  • deterrence to the rest of the industry and serve as a reminder that the FCA takes systems and controls failings very seriously and is able to respond with sanctions to target the specific revenue streams of different types of businesses. GUEST SHORTS Our Guest Short this week is provided by Branden Jones, head of marketing at Liquid Holdings Group, a cloud-based technology and managed services provider, as follows: “Liquid Holdings Group has published a summary on the impact a sound data management and operations model has on a hedge fund’s ability to attract and raise capital. The consultation paper details how hedge funds ‘built to last’ highlights operations as a differentiator, one that not only governs transparency, but allows the business to tackle performance reporting, risk projections, disaster planning and service its investors better. To read the paper in its entirety, please visit http://liquidholdings.com/whitepapers/newreality.html.” If you would like more information on the above or about Liquid Holdings Group in general, please contact Branden Jones at: bjones@liquidholdings.com.
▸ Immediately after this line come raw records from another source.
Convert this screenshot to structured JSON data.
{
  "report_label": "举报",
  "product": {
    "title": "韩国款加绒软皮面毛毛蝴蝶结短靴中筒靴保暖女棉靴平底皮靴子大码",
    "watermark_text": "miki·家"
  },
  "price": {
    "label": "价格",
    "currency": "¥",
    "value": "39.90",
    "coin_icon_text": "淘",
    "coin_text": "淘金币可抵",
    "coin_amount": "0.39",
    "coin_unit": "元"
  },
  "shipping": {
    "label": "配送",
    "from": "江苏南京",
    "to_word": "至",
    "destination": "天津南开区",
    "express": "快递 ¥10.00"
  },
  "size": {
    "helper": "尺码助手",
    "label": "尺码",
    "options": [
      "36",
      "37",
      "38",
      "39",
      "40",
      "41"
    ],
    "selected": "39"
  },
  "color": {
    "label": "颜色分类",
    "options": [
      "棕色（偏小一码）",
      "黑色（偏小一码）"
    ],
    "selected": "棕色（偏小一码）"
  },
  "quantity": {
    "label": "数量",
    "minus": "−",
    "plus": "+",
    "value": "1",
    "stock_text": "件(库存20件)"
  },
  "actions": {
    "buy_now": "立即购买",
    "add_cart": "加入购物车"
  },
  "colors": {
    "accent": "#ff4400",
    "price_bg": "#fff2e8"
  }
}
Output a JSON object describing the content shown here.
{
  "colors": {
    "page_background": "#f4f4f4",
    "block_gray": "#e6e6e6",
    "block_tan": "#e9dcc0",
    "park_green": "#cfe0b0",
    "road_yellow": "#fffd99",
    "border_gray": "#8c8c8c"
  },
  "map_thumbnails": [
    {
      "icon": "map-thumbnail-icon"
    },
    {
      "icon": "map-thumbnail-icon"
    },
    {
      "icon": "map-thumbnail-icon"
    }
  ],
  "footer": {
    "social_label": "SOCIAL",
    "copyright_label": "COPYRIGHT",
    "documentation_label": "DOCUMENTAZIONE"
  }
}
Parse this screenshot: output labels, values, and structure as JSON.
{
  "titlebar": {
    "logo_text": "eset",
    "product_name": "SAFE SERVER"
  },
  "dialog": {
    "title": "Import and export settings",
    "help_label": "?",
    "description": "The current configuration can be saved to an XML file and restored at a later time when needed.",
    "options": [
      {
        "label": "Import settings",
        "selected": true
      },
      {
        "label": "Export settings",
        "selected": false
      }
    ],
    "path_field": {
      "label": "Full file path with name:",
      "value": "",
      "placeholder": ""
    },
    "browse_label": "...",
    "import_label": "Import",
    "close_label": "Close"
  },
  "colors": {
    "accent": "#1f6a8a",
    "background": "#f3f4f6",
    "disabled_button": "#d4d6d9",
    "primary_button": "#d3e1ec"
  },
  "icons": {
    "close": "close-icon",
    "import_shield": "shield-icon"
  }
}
Cummings Tel: + 44 20 7585 1406 Mob: + 44 7734 057 327 www.cummingslaw.com 25 July 2014